* [Your task]: Where a line of the data holds the word "will", copy that line.

:: Provided records

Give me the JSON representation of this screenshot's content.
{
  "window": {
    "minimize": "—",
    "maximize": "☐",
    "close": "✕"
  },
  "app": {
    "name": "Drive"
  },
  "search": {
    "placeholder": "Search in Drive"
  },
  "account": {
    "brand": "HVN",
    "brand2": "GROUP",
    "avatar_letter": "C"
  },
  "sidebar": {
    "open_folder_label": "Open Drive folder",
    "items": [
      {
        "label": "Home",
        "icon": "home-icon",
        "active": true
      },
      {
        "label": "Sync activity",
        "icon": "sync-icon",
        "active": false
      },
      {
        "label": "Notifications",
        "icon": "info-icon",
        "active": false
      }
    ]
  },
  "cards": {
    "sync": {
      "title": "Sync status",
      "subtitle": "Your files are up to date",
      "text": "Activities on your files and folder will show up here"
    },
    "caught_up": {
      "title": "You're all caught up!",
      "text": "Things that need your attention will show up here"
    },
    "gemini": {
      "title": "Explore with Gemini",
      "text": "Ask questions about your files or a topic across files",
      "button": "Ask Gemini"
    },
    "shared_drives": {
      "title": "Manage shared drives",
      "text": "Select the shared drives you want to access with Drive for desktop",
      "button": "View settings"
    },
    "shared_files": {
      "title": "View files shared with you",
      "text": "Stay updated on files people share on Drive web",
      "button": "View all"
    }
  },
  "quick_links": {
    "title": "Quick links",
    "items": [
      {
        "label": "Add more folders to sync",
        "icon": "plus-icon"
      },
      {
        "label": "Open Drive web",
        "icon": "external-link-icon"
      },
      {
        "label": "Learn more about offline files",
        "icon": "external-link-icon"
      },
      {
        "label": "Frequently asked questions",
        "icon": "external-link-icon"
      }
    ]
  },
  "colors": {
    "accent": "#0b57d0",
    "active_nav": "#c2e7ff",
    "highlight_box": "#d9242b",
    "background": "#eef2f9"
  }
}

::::

* [Answer to this exercise]:
      "text": "Activities on your files and folder will show up here"
      "text": "Things that need your attention will show up here"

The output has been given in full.